Aerosols Can Cool Climate, But Won't Solve Global WarmingEngineering360 News Desk | June 01, 2016
It is possible to significantly slow down and even temporarily stop the progression of global warming by increasing atmospheric aerosol concentrations, a new study from the Finnish Meteorological Institute has shown. However, such climate engineering does not remove the need to reduce greenhouse gas emissions, the study's author adds.
The study, by research scientist Anton Laakso, used global climate models to analyze the ability of atmospheric aerosols to cool down the climate, as well as the consequences of their use. It focused on methods of climate engineering, which intentionally and artificially increase atmospheric aerosol concentrations in order to cool the climate.
Laakso found injecting aerosol particles into the stratosphere proved extremely efficient as a climate-cooling method. The process mimics massive volcanic eruptions that release aerosol particles into the stratosphere and reflect solar radiation back into space, cooling the atmosphere for up to years at a time. Aerosols injected into the troposphere, on the other hand, were found to impact the climate through cloud formation by increasing the number of droplets in clouds and making them whiter and more effective at reflecting solar radiation back into space.
The study also showed that current traffic- and industry-induced aerosol emissions cool the atmosphere—although their cooling effect on global temperatures is significantly smaller than the warming effect of current greenhouse gas emissions. It would be possible to harness, for example, global airline or shipping traffic for the purposes of atmospheric temperature regulation by increasing the sulfuric concentrations of fuels to increase stratospheric aerosol concentrations and cloud reflectivity in the open sea. However, the sulfuric concentrations would have to be increased beyond the levels defined in international agreements and the cooling effect, the study found, would accrue mainly to the northern hemisphere, which is responsible for significantly more global traffic than the southern hemisphere.
Further assessing the ability of climate engineering methods to cool the climate, Laakso modeled the climate effects of a volcanic eruption at a time when aerosol concentrations in the stratosphere were increased for climate engineering purposes.
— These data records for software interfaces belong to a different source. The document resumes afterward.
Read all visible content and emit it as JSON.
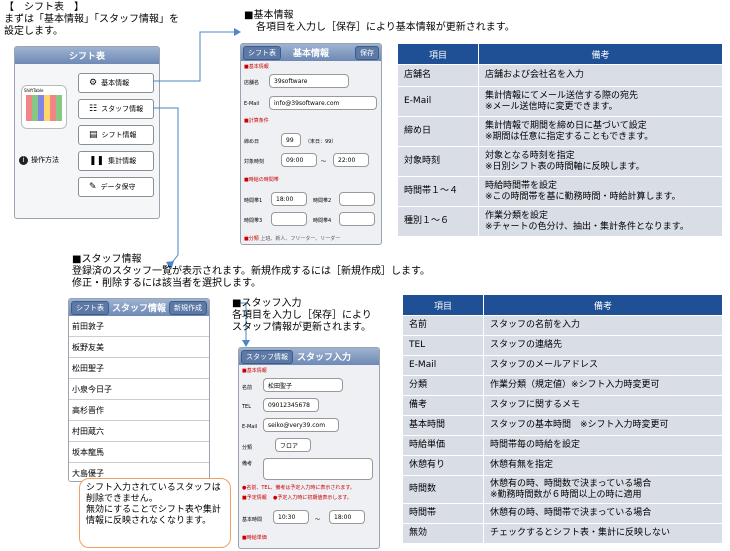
{
  "intro": [
    "【　シフト表　】",
    "まずは「基本情報」「スタッフ情報」を",
    "設定します。"
  ],
  "main_phone": {
    "title": "シフト表",
    "app_icon_label": "ShiftTable",
    "menu": [
      {
        "label": "基本情報",
        "icon": "gear-icon"
      },
      {
        "label": "スタッフ情報",
        "icon": "staff-icon"
      },
      {
        "label": "シフト情報",
        "icon": "document-icon"
      },
      {
        "label": "集計情報",
        "icon": "book-icon"
      },
      {
        "label": "データ保守",
        "icon": "wrench-icon"
      }
    ],
    "help": "操作方法"
  },
  "basic": {
    "heading": "■基本情報",
    "desc": "各項目を入力し［保存］により基本情報が更新されます。",
    "phone": {
      "back": "シフト表",
      "title": "基本情報",
      "save": "保存",
      "sec1": "■基本情報",
      "store_label": "店舗名",
      "store_value": "39software",
      "mail_label": "E-Mail",
      "mail_value": "info@39software.com",
      "sec2": "■計算条件",
      "close_label": "締め日",
      "close_value": "99",
      "close_note": "（末日：99）",
      "time_label": "対象時刻",
      "time_from": "09:00",
      "tilde": "〜",
      "time_to": "22:00",
      "sec3": "■時給の時間帯",
      "slot1": "時間帯1",
      "slot1_value": "18:00",
      "slot2": "時間帯2",
      "slot3": "時間帯3",
      "slot4": "時間帯4",
      "sec4": "■分類",
      "sec4_note": "上班、新人、フリーター、リーダー"
    },
    "table": {
      "headers": [
        "項目",
        "備考"
      ],
      "rows": [
        [
          "店舗名",
          "店舗および会社名を入力"
        ],
        [
          "E-Mail",
          "集計情報にてメール送信する際の宛先\n※メール送信時に変更できます。"
        ],
        [
          "締め日",
          "集計情報で期間を締め日に基づいて設定\n※期間は任意に指定することもできます。"
        ],
        [
          "対象時刻",
          "対象となる時刻を指定\n※日別シフト表の時間軸に反映します。"
        ],
        [
          "時間帯１〜４",
          "時給時間帯を設定\n※この時間帯を基に勤務時間・時給計算します。"
        ],
        [
          "種別１〜６",
          "作業分類を設定\n※チャートの色分け、抽出・集計条件となります。"
        ]
      ]
    }
  },
  "staff": {
    "heading": "■スタッフ情報",
    "desc1": "登録済のスタッフ一覧が表示されます。新規作成するには［新規作成］します。",
    "desc2": "修正・削除するには該当者を選択します。",
    "phone": {
      "back": "シフト表",
      "title": "スタッフ情報",
      "new": "新規作成",
      "names": [
        "前田敦子",
        "板野友美",
        "松田聖子",
        "小泉今日子",
        "高杉晋作",
        "村田蔵六",
        "坂本龍馬",
        "大島優子"
      ]
    },
    "callout": "シフト入力されているスタッフは削除できません。\n無効にすることでシフト表や集計情報に反映されなくなります。"
  },
  "staff_input": {
    "heading": "■スタッフ入力",
    "desc": "各項目を入力し［保存］により\nスタッフ情報が更新されます。",
    "phone": {
      "back": "スタッフ情報",
      "title": "スタッフ入力",
      "sec1": "■基本情報",
      "name_label": "名前",
      "name_value": "松田聖子",
      "tel_label": "TEL",
      "tel_value": "09012345678",
      "mail_label": "E-Mail",
      "mail_value": "seiko@very39.com",
      "cat_label": "分類",
      "cat_value": "フロア",
      "memo_label": "備考",
      "note": "●名前、TEL、備考は予定入力時に表示されます。",
      "sec2": "■予定情報",
      "sec2_note": "●予定入力時に初期値表示します。",
      "base_label": "基本時間",
      "base_from": "10:30",
      "tilde": "〜",
      "base_to": "18:00",
      "sec3": "■時給単価"
    },
    "table": {
      "headers": [
        "項目",
        "備考"
      ],
      "rows": [
        [
          "名前",
          "スタッフの名前を入力"
        ],
        [
          "TEL",
          "スタッフの連絡先"
        ],
        [
          "E-Mail",
          "スタッフのメールアドレス"
        ],
        [
          "分類",
          "作業分類（規定値）※シフト入力時変更可"
        ],
        [
          "備考",
          "スタッフに関するメモ"
        ],
        [
          "基本時間",
          "スタッフの基本時間　※シフト入力時変更可"
        ],
        [
          "時給単価",
          "時間帯毎の時給を設定"
        ],
        [
          "休憩有り",
          "休憩有無を指定"
        ],
        [
          "時間数",
          "休憩有の時、時間数で決まっている場合\n※勤務時間数が６時間以上の時に適用"
        ],
        [
          "時間帯",
          "休憩有の時、時間帯で決まっている場合"
        ],
        [
          "無効",
          "チェックするとシフト表・集計に反映しない"
        ]
      ]
    }
  },
  "colors": {
    "table_header": "#1f4f94",
    "table_cell": "#d8dde6",
    "arrow": "#4a86c8",
    "callout_border": "#f0a060"
  }
}
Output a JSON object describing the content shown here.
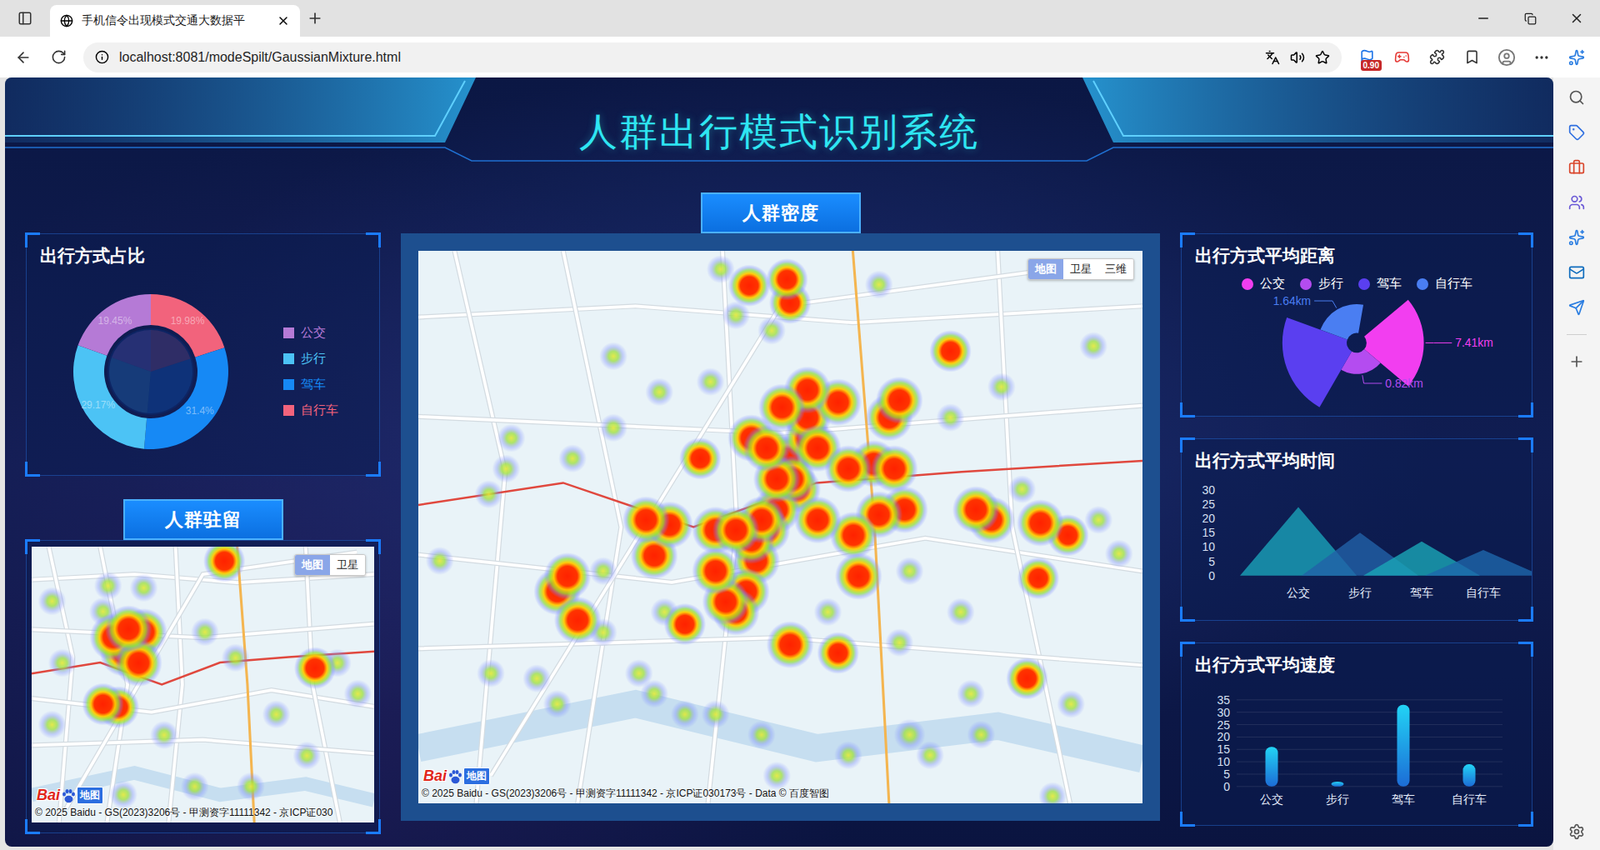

The cooling effect of the volcanic eruption was found to be significantly smaller than it would have been under normal circumstances.
The sulfur dioxide released in the volcanic eruption combined with that injected into the stratosphere for climate engineering purposes would lead to relatively larger particle sizes in comparison to a volcanic eruption under typical conditions. The ability of large particles to reflect solar radiation would be weaker and their life cycle in the atmosphere shorter than those of smaller particles.
If greenhouse gas emissions continue to grow, reversing the resulting global warming via climate engineering would require the injection of increasingly large amounts of aerosols into the atmosphere. The consequence would be increasingly large relative particle sizes with a smaller cooling effect, thus weakening the relative effect of climate engineering, the study concluded.